▶ _Problem_:
Every entry must be duplicated word for word.

▶ _Data about app and page elements_:
○ ○ ○

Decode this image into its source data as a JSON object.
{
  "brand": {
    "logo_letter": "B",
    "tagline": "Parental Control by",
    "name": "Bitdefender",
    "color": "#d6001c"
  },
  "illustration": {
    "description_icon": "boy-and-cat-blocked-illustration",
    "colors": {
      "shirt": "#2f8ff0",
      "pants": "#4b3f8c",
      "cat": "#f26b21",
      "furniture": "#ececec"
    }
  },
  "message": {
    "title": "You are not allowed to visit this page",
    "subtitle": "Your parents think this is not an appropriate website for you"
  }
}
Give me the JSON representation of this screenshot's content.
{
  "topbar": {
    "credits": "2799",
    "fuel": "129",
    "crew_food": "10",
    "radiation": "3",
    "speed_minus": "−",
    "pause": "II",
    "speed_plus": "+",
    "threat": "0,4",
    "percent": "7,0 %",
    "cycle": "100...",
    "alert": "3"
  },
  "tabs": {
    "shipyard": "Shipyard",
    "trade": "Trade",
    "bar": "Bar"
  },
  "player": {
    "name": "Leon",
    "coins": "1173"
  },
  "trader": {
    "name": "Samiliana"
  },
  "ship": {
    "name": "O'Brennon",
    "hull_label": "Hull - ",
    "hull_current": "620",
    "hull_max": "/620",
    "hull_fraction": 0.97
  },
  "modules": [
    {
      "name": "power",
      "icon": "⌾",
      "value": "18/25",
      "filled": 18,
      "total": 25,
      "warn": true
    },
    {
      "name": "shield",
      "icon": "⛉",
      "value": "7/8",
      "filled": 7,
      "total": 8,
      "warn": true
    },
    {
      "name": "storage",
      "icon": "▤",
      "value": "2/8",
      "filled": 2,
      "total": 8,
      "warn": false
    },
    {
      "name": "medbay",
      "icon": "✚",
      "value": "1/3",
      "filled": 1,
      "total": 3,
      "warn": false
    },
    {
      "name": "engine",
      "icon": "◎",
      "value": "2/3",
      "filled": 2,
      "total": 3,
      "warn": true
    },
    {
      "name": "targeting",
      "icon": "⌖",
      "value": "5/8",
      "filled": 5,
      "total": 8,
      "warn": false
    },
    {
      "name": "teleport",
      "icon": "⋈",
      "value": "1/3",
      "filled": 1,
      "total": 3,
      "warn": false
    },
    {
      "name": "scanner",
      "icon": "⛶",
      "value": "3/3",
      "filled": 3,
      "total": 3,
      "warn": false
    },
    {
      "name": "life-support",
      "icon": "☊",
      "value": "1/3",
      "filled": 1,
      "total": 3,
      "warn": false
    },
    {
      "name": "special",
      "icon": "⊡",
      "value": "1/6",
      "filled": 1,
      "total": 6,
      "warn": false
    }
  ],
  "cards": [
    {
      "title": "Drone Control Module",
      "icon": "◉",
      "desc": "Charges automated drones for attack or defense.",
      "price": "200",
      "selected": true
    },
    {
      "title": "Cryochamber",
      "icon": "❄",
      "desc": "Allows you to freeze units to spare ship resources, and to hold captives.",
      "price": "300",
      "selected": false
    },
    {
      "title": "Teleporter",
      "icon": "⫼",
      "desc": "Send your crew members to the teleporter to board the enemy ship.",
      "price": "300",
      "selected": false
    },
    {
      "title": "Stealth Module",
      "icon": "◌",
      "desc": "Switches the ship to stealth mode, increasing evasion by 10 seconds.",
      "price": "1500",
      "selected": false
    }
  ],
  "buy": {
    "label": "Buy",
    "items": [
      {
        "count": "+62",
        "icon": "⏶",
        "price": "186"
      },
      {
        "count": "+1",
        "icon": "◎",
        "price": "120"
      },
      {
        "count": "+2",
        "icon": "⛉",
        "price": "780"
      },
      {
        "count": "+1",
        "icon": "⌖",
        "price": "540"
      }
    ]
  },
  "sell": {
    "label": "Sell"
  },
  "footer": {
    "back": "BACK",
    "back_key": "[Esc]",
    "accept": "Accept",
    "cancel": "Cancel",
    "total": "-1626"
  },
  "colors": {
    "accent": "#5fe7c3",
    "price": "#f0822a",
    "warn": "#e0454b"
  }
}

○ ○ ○

▶ _Exercise answer_:
Decode this image into its source data as a JSON object.
{
  "brand": {
    "logo_letter": "B",
    "tagline": "Parental Control by",
    "name": "Bitdefender",
    "color": "#d6001c"
  },
  "illustration": {
    "description_icon": "boy-and-cat-blocked-illustration",
    "colors": {
      "shirt": "#2f8ff0",
      "pants": "#4b3f8c",
      "cat": "#f26b21",
      "furniture": "#ececec"
    }
  },
  "message": {
    "title": "You are not allowed to visit this page",
    "subtitle": "Your parents think this is not an appropriate website for you"
  }
}
Give me the JSON representation of this screenshot's content.
{
  "topbar": {
    "credits": "2799",
    "fuel": "129",
    "crew_food": "10",
    "radiation": "3",
    "speed_minus": "−",
    "pause": "II",
    "speed_plus": "+",
    "threat": "0,4",
    "percent": "7,0 %",
    "cycle": "100...",
    "alert": "3"
  },
  "tabs": {
    "shipyard": "Shipyard",
    "trade": "Trade",
    "bar": "Bar"
  },
  "player": {
    "name": "Leon",
    "coins": "1173"
  },
  "trader": {
    "name": "Samiliana"
  },
  "ship": {
    "name": "O'Brennon",
    "hull_label": "Hull - ",
    "hull_current": "620",
    "hull_max": "/620",
    "hull_fraction": 0.97
  },
  "modules": [
    {
      "name": "power",
      "icon": "⌾",
      "value": "18/25",
      "filled": 18,
      "total": 25,
      "warn": true
    },
    {
      "name": "shield",
      "icon": "⛉",
      "value": "7/8",
      "filled": 7,
      "total": 8,
      "warn": true
    },
    {
      "name": "storage",
      "icon": "▤",
      "value": "2/8",
      "filled": 2,
      "total": 8,
      "warn": false
    },
    {
      "name": "medbay",
      "icon": "✚",
      "value": "1/3",
      "filled": 1,
      "total": 3,
      "warn": false
    },
    {
      "name": "engine",
      "icon": "◎",
      "value": "2/3",
      "filled": 2,
      "total": 3,
      "warn": true
    },
    {
      "name": "targeting",
      "icon": "⌖",
      "value": "5/8",
      "filled": 5,
      "total": 8,
      "warn": false
    },
    {
      "name": "teleport",
      "icon": "⋈",
      "value": "1/3",
      "filled": 1,
      "total": 3,
      "warn": false
    },
    {
      "name": "scanner",
      "icon": "⛶",
      "value": "3/3",
      "filled": 3,
      "total": 3,
      "warn": false
    },
    {
      "name": "life-support",
      "icon": "☊",
      "value": "1/3",
      "filled": 1,
      "total": 3,
      "warn": false
    },
    {
      "name": "special",
      "icon": "⊡",
      "value": "1/6",
      "filled": 1,
      "total": 6,
      "warn": false
    }
  ],
  "cards": [
    {
      "title": "Drone Control Module",
      "icon": "◉",
      "desc": "Charges automated drones for attack or defense.",
      "price": "200",
      "selected": true
    },
    {
      "title": "Cryochamber",
      "icon": "❄",
      "desc": "Allows you to freeze units to spare ship resources, and to hold captives.",
      "price": "300",
      "selected": false
    },
    {
      "title": "Teleporter",
      "icon": "⫼",
      "desc": "Send your crew members to the teleporter to board the enemy ship.",
      "price": "300",
      "selected": false
    },
    {
      "title": "Stealth Module",
      "icon": "◌",
      "desc": "Switches the ship to stealth mode, increasing evasion by 10 seconds.",
      "price": "1500",
      "selected": false
    }
  ],
  "buy": {
    "label": "Buy",
    "items": [
      {
        "count": "+62",
        "icon": "⏶",
        "price": "186"
      },
      {
        "count": "+1",
        "icon": "◎",
        "price": "120"
      },
      {
        "count": "+2",
        "icon": "⛉",
        "price": "780"
      },
      {
        "count": "+1",
        "icon": "⌖",
        "price": "540"
      }
    ]
  },
  "sell": {
    "label": "Sell"
  },
  "footer": {
    "back": "BACK",
    "back_key": "[Esc]",
    "accept": "Accept",
    "cancel": "Cancel",
    "total": "-1626"
  },
  "colors": {
    "accent": "#5fe7c3",
    "price": "#f0822a",
    "warn": "#e0454b"
  }
}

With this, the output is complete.